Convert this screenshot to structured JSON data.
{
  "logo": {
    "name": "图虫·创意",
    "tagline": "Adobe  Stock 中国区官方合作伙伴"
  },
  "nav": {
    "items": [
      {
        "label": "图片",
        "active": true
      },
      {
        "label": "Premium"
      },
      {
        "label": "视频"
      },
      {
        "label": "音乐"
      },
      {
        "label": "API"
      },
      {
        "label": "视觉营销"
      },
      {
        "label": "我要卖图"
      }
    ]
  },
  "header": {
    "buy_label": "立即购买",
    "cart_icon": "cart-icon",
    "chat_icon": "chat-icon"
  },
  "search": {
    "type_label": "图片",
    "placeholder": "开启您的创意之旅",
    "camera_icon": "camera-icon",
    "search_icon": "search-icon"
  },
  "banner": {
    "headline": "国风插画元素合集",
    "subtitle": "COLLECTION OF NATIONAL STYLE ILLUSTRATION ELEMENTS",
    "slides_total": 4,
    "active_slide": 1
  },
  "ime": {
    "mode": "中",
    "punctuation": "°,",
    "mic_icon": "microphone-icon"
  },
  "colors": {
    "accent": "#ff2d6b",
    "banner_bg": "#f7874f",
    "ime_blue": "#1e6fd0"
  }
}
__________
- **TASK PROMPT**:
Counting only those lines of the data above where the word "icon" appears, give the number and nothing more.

- **RESULT FOR THIS EXERCISE**:
5